According to the best estimates of astronomers from around the world, there are at least one hundred billion galaxies in the observable universe.
That doesn't even include the parts of our universe (there could be multiple universes) that we can’t see. Within those galaxies, scientists estimate that there are as many as one hundred billion galaxies. For all we know, these numbers could be in the trillions.
New research coming from a team of international scientists, led by Professor Heidi Jo Newberg from the Rensselaer Polytechnic Institute, suggests that the Milky Way galaxy is at least 50 percent larger than what is commonly believed. These estimates are based on new findings that reveal our galaxy is contoured into multiple concentric ripples.
“In essence, what we found is that the disk of the Milky Way isn’t just a disk of stars in a flat plane — it’s corrugated. As it radiates outward from the sun, we see at least four ripples in the disk of the Milky Way. While we can only look at part of the galaxy with this data, we assume that this pattern is going to be found throughout the disk.” (source)
The research is showing that what were previously thought to be rings are actually part of the galactic disk itself. As a result, scientists are now estimating that the Milky Way galaxy is not at least 100,000 light years across, but 150, 000, which is a pretty massive difference.
The research, funded in part by the National Science Foundation and titled “Rings and Radial Waves in the Disk of the Milky Way,” was recently published in the Astrophysical Journal. (source)
Another quote to reiterate the findings:
“Going into the research, astronomers had observed that the number of Milky Way stars diminishes rapidly about 50,000 light years from the center of the galaxy, and then a ring of stars appears at about 60,000 light years from the center, What we see now is that this apparent ring is actually a ripple in the disk. And it may well be that there are more ripples further out which we have not yet seen.” (source)
It’s pretty mind altering if you think about it, isn’t it? Light travels at 186,000 miles per second, so one light year is nearly 6 trillion miles. These new findings also raise further questions with regards to life beyond Earth.

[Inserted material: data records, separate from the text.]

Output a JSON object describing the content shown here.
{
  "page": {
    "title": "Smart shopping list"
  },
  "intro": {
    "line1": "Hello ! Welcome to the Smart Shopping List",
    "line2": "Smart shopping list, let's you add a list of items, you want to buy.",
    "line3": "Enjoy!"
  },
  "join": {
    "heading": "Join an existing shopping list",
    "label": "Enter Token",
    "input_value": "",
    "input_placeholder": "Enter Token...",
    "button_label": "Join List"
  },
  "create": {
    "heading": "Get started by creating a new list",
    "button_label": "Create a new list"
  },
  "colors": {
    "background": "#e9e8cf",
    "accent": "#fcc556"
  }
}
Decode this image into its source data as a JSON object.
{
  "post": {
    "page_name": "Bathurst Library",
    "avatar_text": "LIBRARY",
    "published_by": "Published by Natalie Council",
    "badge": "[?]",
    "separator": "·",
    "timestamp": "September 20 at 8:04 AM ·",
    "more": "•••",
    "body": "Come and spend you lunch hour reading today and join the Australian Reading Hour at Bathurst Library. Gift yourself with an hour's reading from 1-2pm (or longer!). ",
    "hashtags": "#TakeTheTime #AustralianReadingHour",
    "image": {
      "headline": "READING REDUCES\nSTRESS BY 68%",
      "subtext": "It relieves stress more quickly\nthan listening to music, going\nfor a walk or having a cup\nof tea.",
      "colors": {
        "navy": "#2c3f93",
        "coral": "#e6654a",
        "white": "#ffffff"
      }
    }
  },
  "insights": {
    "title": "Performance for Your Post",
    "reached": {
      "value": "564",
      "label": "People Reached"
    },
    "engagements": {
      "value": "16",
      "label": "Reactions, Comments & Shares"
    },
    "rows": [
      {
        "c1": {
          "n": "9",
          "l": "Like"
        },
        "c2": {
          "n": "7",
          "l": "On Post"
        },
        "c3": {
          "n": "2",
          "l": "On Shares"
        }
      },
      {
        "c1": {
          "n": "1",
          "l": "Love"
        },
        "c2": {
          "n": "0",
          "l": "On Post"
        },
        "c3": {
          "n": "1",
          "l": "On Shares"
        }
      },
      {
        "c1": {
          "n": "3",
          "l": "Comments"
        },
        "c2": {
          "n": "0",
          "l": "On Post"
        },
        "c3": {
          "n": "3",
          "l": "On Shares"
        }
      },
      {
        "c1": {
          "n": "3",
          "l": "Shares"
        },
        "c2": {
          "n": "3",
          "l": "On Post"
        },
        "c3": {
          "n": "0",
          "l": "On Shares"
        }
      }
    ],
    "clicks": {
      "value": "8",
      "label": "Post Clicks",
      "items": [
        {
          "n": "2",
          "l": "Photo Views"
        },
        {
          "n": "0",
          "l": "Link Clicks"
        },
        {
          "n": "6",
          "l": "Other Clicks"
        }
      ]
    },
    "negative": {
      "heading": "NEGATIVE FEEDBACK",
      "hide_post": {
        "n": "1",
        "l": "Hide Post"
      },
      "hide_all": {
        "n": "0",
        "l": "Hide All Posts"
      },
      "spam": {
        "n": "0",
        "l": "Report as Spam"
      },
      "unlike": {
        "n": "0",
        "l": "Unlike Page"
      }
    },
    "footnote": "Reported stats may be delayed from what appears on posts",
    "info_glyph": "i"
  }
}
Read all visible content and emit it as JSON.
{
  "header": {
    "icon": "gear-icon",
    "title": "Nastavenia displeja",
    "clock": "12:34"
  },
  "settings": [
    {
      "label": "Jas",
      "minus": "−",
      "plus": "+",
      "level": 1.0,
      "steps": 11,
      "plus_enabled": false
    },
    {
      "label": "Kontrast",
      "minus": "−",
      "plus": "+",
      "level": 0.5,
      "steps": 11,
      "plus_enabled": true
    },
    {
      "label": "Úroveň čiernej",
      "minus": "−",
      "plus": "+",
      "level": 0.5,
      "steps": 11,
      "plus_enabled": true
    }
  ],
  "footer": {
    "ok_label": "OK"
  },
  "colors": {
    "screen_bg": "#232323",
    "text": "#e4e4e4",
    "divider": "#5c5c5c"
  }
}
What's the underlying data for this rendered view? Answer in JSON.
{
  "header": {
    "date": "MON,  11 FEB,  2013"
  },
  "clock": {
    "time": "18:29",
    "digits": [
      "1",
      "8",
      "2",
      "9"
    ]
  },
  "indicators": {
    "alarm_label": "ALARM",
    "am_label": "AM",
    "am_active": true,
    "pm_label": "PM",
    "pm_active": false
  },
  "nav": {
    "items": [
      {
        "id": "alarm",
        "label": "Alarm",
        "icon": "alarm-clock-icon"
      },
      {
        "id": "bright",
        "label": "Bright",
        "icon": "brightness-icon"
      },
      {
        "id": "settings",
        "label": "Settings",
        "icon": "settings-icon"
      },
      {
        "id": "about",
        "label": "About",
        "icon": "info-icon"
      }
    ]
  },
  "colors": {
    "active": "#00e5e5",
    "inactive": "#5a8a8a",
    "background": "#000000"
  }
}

The general consensus within the scientific community these days it that yes – life beyond our world exists without question and it’s just a matter of time before we discover it.
Our reality seems to be larger than the human mind can comprehend, and all possibilities ranging from multiple universes, dimensions, parallel realities, time travel, shortcuts through space (wormholes), and much more are plausible.